In today’s blog, we are going to discuss three potential show stoppers for a QSA On-site Assessment. These all come from recent conversations with potential clients, and all three would have resulted in a failing Report on Compliance (RoC). So as a result, we thought a blog discussing what those are and what to do about them once we are at that point would be appropriate.
1. Storing Sensitive Authentication Data
Unless you are an issuer, meaning you issue credit cards, you cannot store sensitive authentication data after authorization, period. Sensitive authentication data consists of the 3 digit CVV or CVC number on the back of the card, contents of the magnetic stripe on the back of a credit card, or contents of the chip in newer cards. The most common place we see this being stored is in call recordings. If you have a call center or take credit card information over the phone, you likely need to ask for the 3 digit CVV code, and if you are recording those calls for quality assurance, that data is being stored. This is an immediate show-stopper, do not pass go, do not collect $200. Simply put, you cannot meet PCI DSS requirements without this in place.
During a recent phone conversation with a potential client, we found out that there was some sensitive authentication data being stored. We advised the client that they could not pass, and so we told them they should not spend the money on a full QSA on-site assessment if they can avoid it. Instead, we recommended a gap analysis where we could come in and provide consultation on what the on-site audit would look like, what other potential red flags exist, and what they could do to meet compliance as quickly as possible. As a start, they needed to figure out a way to either stop recording those calls or at least that portion of the call where the sensitive authentication data was received. This particular client ended up giving the call center a mute button that would mute the recording for that portion of the call. After the process was in place, there also needed to be some evidence that they went back and scrubbed the previously recorded calls.
Segmentation is not a PCI DSS requirement. However, it is strongly recommended by the PCI council as a method that may reduce the scope, cost, and complexity of meeting PCI DSS requirements. Without segmentation, every device in your network is in scope and subject to PCI requirements. This means that even the machines not involved in the payment process (think the marketing team’s computer) needs to meet the PCI requirements. This includes the hardening process, defining all inbound and outbound connections, logging, vulnerability scanning and penetration testing, etc.
One of the best requirements to demonstrate the challenge with meeting PCI DSS without segmentation is requirement 1.3.4. This requirement states that outbound traffic from the cardholder data environment to the Internet must be explicitly authorized. This means each and every outbound connection must be documented and approved with an appropriate business justification. Now thinking back to your sales or marketing team, they need access to social media to generate a following, they need access to the CRM platform, likely relevant news websites, etc. Each and every one of these connections must be approved down to the system and port they are accessing. While possible, this would be extremely challenging.

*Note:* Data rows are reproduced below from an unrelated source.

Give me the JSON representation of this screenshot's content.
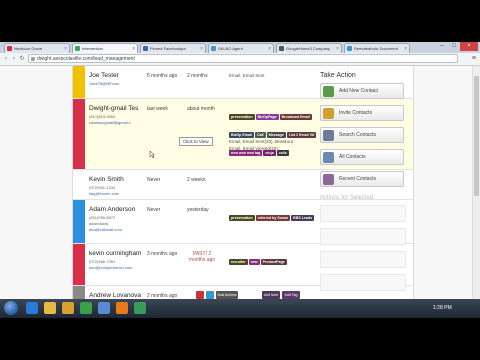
{
  "browser": {
    "tabs": [
      {
        "label": "Nextdoor Grove",
        "fav": "#c33"
      },
      {
        "label": "Intervention",
        "fav": "#3a6"
      },
      {
        "label": "Pinned Facebookpa",
        "fav": "#46a"
      },
      {
        "label": "SKLBO Agent",
        "fav": "#49c"
      },
      {
        "label": "GoogleHome3 Company",
        "fav": "#555"
      },
      {
        "label": "Remoteaholic Document",
        "fav": "#39c"
      }
    ],
    "url": "dwight.assocolaville.com/lead_management",
    "controls": {
      "minimize": "–",
      "maximize": "□",
      "close": "×"
    },
    "nav": {
      "back": "‹",
      "forward": "›",
      "reload": "↻"
    }
  },
  "sidebar": {
    "title": "Take Action",
    "buttons": [
      {
        "label": "Add New Contact",
        "icon": "add-contact-icon"
      },
      {
        "label": "Invite Contacts",
        "icon": "invite-icon"
      },
      {
        "label": "Search Contacts",
        "icon": "search-icon"
      },
      {
        "label": "All Contacts",
        "icon": "contacts-icon"
      },
      {
        "label": "Recent Contacts",
        "icon": "recent-icon"
      }
    ],
    "section2_title": "Actions for Selected"
  },
  "contacts": [
    {
      "name": "Joe Tester",
      "sub": [
        "Joe#78@MFcom"
      ],
      "added": "5 months ago",
      "last": "2 months",
      "status": [
        "Email, Email Sent"
      ],
      "bar": "#f2c200",
      "tags": []
    },
    {
      "name": "Dwight-gmail Tes",
      "sub": [
        "(817)813-9054",
        "cdwilsongmail@gmail.c"
      ],
      "added": "last week",
      "last": "about month",
      "status": [
        "Email, Email Sent(20), Breakout",
        "Email, Email Viewed(20)"
      ],
      "bar": "#d9304a",
      "tags": [
        {
          "label": "preservation",
          "color": "#4a4a22"
        },
        {
          "label": "BizOpPage",
          "color": "#8a3a9a"
        },
        {
          "label": "Broadcast Email",
          "color": "#6a3a3a"
        },
        {
          "label": "BizOp Email",
          "color": "#3a4a5a"
        },
        {
          "label": "Call",
          "color": "#4a5a4a"
        },
        {
          "label": "Message",
          "color": "#4a4a4a"
        },
        {
          "label": "List 2 Email Vit",
          "color": "#5a3a3a"
        },
        {
          "label": "new new new tag",
          "color": "#8a2a7a"
        },
        {
          "label": "ninja",
          "color": "#7a1a6a"
        },
        {
          "label": "calls",
          "color": "#3a3a3a"
        }
      ],
      "tooltip": "Click to View"
    },
    {
      "name": "Kevin Smith",
      "sub": [
        "(972)551-1234",
        "kbg@frozen.com"
      ],
      "added": "Never",
      "last": "2 weeks",
      "status": [],
      "bar": "#ffffff",
      "tags": []
    },
    {
      "name": "Adam Anderson",
      "sub": [
        "(651)955-8972",
        "adam4kids",
        "aba@cdkmail.com"
      ],
      "added": "Never",
      "last": "yesterday",
      "status": [],
      "bar": "#2d8fe0",
      "tags": [
        {
          "label": "preservation",
          "color": "#4a4a22"
        },
        {
          "label": "referred by Susan",
          "color": "#7a3a3a"
        },
        {
          "label": "RBS Leads",
          "color": "#4a3a5a"
        }
      ]
    },
    {
      "name": "kevin cunningham",
      "sub": [
        "(972)466-7091",
        "kev@prosperbench.com"
      ],
      "added": "3 months ago",
      "last": "PAST! 2 months ago",
      "status": [],
      "bar": "#d9304a",
      "tags": [
        {
          "label": "recruiter",
          "color": "#4a4a22"
        },
        {
          "label": "new",
          "color": "#8a2a7a"
        },
        {
          "label": "ProductPage",
          "color": "#5a3a3a"
        }
      ]
    },
    {
      "name": "Andrew Lovanova",
      "sub": [],
      "added": "2 months ago",
      "last": "",
      "status": [],
      "bar": "#8a8a8a",
      "tags": []
    }
  ],
  "floating_toolbar": [
    {
      "label": "",
      "color": "#c33"
    },
    {
      "label": "",
      "color": "#39c"
    },
    {
      "label": "Bulk Actions",
      "color": "#555"
    },
    {
      "label": "Add Note",
      "color": "#4a3a5a"
    },
    {
      "label": "Add Tag",
      "color": "#5a3a6a"
    }
  ],
  "taskbar": {
    "icons": [
      {
        "name": "ie-icon",
        "color": "#2a7ad8"
      },
      {
        "name": "explorer-icon",
        "color": "#e8b840"
      },
      {
        "name": "media-icon",
        "color": "#d8a030"
      },
      {
        "name": "chrome-icon",
        "color": "#3aa04a"
      },
      {
        "name": "email-icon",
        "color": "#5a8ad0"
      },
      {
        "name": "vlc-icon",
        "color": "#e87a1a"
      },
      {
        "name": "camtasia-icon",
        "color": "#3a9a5a"
      }
    ],
    "clock": "1:28 PM"
  }
}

3. Filling out the Wrong SAQ
Recently, we had a client come to us and they told us that they have been filling out an SAQ for years, but now their acquiring bank is telling them they need a level 1 audit. After we started discussing how they accept payments, understanding a little about their situation, and what SAQ they have been filling out, we determined that they were filling out the wrong SAQ for their environment. This is an immediate red flag for us. This does not necessarily mean they won’t meet all the requirements and pass their audit, but it does mean they have been focusing on a subset of the requirements and failing to consider the other requirements that they are going to be responsible for. Some of those other requirements may have historical time requirements associated with them, such as quarterly vulnerability scans.
In summary, we discussed three red flags or show stoppers for a QSA on-site assessment. First, we talked about storing sensitive authentication data and how to fix that going forward. Then we discussed the importance of segmentation even though it isn’t required by PCI. Finally, we discussed filling out the wrong SAQ, and the importance of doing a comprehensive review to make sure that the neglected requirements are still being met. If you have any questions or want to talk further, give us a call.